Web page and app entries:

··········

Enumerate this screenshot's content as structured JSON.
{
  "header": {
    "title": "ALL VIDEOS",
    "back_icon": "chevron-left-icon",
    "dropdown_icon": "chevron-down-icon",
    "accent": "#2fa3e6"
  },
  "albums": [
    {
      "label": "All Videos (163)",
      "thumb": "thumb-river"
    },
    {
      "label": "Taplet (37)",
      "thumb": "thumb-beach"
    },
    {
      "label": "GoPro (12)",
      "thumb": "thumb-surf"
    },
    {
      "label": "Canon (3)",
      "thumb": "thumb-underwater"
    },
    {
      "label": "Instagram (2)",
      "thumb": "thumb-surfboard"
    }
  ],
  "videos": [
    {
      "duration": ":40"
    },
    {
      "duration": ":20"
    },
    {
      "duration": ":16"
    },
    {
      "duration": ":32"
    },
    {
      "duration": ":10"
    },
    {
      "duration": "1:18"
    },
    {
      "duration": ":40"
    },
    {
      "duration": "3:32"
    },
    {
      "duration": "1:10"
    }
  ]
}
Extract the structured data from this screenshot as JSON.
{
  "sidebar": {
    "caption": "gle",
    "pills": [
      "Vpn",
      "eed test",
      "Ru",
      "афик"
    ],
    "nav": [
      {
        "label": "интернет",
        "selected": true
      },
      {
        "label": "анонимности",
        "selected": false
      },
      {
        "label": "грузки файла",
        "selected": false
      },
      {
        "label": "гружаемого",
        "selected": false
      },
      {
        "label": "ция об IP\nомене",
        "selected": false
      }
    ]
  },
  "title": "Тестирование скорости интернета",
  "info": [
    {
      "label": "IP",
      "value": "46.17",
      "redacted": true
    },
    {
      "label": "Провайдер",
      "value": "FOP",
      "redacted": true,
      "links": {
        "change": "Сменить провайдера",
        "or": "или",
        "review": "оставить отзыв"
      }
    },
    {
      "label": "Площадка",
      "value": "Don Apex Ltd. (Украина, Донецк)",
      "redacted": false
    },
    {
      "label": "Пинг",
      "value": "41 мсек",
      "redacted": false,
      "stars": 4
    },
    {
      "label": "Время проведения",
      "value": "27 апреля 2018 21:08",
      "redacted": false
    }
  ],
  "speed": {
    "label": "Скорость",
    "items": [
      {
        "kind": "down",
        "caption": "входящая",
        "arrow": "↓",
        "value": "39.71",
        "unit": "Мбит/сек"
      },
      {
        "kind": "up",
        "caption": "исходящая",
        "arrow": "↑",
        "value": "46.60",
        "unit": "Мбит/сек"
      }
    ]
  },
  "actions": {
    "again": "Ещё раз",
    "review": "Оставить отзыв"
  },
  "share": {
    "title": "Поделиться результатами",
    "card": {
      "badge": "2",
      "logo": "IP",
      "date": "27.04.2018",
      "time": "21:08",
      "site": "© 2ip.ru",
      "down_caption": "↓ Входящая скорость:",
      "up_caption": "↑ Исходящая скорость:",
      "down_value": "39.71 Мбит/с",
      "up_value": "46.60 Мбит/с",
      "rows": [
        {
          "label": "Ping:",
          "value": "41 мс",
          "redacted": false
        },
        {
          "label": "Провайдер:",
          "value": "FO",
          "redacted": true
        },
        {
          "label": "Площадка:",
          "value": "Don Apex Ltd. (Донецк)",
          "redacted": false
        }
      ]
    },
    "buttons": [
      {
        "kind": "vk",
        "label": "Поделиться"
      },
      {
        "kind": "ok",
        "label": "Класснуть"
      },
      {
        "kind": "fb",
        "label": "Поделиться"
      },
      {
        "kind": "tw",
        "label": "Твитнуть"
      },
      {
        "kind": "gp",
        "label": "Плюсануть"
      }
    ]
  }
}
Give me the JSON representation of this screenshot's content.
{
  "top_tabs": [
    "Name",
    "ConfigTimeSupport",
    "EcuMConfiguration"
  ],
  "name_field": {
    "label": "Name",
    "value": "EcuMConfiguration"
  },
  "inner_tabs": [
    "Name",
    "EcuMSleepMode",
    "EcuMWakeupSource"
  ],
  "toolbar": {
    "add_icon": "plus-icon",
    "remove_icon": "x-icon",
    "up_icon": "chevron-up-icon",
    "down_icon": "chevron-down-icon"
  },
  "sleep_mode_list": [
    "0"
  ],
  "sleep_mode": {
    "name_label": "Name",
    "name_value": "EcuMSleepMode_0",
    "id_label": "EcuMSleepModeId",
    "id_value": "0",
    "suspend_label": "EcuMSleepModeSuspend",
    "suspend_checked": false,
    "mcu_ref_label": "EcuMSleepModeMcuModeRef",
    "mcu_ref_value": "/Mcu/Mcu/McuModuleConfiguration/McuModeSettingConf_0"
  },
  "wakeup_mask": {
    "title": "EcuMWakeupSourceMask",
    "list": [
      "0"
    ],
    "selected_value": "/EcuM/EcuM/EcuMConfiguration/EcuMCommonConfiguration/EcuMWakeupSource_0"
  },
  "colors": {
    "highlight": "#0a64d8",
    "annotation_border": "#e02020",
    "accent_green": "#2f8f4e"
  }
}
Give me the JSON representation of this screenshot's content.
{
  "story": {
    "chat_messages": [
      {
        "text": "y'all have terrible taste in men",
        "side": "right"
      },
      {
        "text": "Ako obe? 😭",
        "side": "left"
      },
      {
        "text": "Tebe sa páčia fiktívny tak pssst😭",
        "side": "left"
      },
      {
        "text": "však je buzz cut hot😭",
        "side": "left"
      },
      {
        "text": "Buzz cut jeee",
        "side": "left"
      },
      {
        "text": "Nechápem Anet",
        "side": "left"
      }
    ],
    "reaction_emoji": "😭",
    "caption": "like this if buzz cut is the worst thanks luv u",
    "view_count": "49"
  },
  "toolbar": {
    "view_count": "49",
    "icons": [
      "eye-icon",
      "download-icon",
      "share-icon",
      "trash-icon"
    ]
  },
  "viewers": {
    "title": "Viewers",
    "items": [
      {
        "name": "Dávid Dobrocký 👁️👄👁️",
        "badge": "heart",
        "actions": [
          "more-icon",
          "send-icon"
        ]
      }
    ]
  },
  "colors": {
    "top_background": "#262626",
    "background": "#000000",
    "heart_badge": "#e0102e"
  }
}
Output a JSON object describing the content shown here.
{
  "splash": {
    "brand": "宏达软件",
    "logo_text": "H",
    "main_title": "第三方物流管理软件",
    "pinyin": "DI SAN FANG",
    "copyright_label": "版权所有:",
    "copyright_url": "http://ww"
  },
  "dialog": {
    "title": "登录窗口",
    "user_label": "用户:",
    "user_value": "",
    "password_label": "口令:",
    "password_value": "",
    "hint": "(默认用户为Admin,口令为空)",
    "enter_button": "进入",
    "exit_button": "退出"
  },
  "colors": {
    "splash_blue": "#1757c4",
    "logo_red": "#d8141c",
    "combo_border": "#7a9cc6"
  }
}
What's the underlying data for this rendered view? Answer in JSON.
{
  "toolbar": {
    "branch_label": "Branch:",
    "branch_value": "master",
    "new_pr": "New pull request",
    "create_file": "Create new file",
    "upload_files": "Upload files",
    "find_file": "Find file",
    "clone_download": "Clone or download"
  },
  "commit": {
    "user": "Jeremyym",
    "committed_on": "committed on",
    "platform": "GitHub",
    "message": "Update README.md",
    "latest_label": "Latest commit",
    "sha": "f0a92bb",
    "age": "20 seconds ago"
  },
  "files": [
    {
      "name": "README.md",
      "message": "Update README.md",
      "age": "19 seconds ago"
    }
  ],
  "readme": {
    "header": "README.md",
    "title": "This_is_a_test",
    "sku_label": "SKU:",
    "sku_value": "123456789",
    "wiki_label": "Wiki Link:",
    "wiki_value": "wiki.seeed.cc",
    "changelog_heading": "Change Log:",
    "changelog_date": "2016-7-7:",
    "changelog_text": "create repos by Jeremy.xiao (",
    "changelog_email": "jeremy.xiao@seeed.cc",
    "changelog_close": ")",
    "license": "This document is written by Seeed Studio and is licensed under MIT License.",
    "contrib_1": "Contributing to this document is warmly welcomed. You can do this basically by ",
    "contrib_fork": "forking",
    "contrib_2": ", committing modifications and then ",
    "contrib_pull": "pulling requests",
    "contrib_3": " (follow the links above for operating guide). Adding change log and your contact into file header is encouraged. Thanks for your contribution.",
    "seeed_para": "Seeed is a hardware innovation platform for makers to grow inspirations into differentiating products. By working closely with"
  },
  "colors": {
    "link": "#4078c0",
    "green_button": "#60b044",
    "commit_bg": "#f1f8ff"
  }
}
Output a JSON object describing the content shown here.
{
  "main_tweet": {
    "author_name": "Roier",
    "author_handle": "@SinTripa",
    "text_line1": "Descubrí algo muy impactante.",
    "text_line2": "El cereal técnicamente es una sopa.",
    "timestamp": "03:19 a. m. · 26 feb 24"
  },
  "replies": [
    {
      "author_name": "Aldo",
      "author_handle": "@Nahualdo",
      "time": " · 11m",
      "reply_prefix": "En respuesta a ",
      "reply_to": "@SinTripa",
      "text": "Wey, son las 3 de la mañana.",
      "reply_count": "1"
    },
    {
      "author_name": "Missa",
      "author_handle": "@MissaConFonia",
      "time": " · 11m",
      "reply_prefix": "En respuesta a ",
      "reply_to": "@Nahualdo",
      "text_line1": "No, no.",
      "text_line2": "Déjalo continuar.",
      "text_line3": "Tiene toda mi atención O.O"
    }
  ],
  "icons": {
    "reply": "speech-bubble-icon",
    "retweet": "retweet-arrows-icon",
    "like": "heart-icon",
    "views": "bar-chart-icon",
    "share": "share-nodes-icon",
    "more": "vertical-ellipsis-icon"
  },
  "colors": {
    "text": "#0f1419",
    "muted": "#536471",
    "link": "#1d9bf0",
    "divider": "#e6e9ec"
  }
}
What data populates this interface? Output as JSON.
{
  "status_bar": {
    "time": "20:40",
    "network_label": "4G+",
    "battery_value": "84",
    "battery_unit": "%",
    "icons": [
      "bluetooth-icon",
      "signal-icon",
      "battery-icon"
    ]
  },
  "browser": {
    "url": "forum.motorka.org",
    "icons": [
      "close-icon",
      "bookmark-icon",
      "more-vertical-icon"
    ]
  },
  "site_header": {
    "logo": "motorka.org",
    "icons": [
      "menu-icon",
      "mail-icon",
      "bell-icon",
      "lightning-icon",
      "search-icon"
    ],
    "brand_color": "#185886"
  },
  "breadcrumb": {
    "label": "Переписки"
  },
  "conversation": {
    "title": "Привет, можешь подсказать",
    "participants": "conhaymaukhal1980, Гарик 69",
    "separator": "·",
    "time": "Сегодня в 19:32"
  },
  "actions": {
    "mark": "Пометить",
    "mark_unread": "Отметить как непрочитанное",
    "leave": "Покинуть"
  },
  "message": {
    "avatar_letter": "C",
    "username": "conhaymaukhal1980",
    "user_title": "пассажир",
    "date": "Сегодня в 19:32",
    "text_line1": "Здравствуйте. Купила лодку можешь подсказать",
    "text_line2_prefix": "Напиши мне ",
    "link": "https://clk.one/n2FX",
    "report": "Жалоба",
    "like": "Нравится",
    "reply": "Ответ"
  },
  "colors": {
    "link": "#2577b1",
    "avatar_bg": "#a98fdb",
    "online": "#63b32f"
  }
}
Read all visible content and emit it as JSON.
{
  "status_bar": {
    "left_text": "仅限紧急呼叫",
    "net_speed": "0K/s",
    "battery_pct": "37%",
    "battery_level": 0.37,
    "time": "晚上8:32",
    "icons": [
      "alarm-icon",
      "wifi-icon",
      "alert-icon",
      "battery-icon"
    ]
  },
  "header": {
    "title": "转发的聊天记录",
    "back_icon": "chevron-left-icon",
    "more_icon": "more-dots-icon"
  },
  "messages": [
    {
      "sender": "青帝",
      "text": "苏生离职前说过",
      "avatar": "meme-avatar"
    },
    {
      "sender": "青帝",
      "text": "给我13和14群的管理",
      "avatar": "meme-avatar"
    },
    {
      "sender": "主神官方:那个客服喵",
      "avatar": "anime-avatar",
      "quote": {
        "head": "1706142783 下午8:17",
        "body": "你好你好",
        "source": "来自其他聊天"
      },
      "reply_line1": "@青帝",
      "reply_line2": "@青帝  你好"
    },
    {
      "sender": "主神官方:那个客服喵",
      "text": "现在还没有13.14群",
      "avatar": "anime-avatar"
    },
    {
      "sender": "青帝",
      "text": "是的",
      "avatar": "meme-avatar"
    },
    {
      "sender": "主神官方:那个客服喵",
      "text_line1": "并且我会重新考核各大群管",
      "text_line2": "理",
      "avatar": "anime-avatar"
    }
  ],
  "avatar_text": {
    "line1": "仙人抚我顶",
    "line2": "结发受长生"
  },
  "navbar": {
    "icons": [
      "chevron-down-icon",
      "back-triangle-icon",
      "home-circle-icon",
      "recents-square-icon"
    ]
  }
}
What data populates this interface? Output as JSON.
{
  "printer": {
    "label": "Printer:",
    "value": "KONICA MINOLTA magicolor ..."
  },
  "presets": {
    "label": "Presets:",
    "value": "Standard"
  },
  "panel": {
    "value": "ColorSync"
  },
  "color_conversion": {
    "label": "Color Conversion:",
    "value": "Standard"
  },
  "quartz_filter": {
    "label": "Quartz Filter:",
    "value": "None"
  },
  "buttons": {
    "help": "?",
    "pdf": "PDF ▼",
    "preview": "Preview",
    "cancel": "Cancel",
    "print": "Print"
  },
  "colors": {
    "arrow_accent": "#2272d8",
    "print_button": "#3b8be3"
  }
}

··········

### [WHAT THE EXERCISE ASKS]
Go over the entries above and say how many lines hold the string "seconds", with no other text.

### [RESULT]
2